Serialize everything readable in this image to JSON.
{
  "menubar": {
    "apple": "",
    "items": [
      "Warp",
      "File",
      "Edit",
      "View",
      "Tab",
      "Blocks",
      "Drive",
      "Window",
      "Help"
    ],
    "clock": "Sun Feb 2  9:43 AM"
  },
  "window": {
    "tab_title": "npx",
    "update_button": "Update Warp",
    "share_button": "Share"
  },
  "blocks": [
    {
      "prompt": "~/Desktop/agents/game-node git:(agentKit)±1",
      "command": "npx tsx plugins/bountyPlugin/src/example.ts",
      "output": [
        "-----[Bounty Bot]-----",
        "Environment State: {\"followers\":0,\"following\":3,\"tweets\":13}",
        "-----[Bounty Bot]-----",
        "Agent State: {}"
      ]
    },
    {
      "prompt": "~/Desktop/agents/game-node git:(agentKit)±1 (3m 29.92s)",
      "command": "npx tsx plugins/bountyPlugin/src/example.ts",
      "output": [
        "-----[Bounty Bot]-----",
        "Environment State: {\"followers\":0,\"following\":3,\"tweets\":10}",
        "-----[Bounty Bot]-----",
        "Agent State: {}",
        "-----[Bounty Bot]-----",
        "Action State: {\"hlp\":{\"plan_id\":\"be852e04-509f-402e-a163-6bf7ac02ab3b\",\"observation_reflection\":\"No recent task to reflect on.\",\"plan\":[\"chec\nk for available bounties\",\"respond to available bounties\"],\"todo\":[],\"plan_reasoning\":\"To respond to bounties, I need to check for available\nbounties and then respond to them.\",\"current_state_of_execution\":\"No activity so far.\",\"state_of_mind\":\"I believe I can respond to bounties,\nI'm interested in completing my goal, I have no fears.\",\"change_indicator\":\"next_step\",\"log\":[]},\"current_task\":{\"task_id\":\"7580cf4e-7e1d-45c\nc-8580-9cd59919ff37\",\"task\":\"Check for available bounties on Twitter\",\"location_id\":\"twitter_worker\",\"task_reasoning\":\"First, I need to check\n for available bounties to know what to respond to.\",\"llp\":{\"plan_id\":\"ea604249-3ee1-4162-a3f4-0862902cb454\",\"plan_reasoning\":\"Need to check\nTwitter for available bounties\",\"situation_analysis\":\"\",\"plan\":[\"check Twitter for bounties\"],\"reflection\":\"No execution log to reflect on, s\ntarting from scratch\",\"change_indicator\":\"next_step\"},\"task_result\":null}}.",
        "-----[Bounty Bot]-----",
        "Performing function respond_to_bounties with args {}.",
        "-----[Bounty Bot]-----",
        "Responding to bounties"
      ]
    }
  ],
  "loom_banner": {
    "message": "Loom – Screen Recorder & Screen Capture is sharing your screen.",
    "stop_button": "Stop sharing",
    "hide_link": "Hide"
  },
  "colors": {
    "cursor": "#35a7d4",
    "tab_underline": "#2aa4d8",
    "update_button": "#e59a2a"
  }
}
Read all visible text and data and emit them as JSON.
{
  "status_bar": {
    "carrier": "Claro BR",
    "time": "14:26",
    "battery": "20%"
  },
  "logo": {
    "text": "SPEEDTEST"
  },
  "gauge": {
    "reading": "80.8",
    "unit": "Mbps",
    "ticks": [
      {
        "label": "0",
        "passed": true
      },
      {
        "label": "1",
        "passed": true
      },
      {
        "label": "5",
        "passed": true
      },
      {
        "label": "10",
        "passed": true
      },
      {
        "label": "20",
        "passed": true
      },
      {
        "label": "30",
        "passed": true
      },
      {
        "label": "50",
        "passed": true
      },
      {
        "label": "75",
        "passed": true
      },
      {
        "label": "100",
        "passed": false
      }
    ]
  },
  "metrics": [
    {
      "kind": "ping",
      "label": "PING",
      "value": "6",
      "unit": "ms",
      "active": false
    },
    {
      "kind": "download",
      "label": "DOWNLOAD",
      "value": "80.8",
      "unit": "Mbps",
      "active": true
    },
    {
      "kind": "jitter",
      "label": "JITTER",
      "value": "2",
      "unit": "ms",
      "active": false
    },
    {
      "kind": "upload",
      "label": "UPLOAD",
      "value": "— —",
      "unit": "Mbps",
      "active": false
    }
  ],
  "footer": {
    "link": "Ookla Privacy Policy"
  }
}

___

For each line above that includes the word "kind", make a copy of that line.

      "kind": "ping",
      "kind": "download",
      "kind": "jitter",
      "kind": "upload",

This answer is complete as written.